◆ Problem to solve:
Return all the lines below in which the string "Ripple" appears.

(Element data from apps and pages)
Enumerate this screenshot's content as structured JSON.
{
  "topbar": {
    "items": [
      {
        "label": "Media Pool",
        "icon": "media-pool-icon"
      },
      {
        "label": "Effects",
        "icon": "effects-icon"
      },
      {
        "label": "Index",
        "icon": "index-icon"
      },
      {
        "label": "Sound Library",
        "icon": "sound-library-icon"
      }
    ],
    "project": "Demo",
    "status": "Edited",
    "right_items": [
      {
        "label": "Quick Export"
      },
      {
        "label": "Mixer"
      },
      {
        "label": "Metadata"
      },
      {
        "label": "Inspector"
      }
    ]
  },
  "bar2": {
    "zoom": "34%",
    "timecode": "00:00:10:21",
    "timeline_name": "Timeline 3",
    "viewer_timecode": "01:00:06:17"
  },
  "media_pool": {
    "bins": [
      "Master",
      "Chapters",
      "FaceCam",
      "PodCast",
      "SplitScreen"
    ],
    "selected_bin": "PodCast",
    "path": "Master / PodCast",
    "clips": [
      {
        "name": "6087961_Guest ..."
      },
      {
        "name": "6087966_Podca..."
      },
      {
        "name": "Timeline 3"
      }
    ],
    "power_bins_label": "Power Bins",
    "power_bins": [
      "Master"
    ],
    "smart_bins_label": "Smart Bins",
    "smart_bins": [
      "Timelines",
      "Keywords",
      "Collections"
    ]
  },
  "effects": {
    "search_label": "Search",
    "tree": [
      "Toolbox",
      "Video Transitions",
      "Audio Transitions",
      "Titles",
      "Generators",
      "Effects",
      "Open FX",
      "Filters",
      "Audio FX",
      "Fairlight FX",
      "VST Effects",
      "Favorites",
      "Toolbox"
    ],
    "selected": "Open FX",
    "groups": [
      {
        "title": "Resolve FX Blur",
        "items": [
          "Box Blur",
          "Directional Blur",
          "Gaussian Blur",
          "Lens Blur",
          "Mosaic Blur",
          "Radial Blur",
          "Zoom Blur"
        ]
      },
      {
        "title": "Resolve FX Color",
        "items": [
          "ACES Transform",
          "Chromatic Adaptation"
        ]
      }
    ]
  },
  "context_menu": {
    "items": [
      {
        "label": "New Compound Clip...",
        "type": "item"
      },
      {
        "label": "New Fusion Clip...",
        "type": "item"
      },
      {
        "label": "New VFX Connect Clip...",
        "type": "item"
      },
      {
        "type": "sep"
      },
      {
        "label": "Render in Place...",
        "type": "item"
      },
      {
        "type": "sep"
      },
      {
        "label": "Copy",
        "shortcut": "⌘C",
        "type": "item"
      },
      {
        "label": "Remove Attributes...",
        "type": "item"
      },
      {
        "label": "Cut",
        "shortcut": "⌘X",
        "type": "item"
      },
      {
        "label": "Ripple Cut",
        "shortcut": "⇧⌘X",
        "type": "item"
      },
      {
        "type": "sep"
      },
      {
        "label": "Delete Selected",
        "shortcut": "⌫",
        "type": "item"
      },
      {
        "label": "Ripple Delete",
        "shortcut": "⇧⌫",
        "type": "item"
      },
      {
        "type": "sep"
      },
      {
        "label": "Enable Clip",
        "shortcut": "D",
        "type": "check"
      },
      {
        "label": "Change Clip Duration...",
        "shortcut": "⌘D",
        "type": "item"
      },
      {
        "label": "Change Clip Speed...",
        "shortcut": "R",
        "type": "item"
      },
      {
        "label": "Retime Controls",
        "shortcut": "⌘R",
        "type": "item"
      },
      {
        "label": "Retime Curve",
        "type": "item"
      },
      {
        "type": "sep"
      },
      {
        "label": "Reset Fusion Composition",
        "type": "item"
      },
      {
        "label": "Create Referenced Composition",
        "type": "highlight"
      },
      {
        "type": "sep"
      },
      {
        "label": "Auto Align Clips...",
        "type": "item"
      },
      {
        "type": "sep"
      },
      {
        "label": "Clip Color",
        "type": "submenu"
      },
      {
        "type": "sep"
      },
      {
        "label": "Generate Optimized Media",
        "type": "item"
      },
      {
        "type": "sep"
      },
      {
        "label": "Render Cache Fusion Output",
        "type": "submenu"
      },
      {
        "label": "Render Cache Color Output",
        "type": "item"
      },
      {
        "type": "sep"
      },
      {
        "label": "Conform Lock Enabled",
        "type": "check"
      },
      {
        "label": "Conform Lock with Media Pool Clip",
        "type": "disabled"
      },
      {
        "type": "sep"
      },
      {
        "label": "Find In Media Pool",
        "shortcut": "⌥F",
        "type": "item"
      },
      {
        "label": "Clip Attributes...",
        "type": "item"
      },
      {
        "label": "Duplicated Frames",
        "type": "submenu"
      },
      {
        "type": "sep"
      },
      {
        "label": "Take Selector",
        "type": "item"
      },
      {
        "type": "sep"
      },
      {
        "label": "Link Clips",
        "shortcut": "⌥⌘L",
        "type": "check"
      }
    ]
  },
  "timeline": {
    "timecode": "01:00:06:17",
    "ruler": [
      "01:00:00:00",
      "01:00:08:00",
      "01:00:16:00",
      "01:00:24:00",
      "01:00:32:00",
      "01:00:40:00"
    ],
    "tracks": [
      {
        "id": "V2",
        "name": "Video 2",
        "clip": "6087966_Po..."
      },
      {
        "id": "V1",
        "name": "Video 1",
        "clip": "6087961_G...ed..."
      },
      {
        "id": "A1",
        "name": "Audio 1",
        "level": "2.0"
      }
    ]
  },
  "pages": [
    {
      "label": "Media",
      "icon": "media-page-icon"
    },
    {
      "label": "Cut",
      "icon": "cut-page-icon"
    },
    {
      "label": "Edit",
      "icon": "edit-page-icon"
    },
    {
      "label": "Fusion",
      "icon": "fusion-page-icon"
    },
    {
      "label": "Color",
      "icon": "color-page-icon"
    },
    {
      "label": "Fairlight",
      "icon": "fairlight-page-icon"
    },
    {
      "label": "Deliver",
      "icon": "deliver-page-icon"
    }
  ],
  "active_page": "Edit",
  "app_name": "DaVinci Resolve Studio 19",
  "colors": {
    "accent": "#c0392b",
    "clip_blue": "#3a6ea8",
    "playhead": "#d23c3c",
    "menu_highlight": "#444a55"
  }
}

◆ Response to the task:
        "label": "Ripple Cut",
        "label": "Ripple Delete",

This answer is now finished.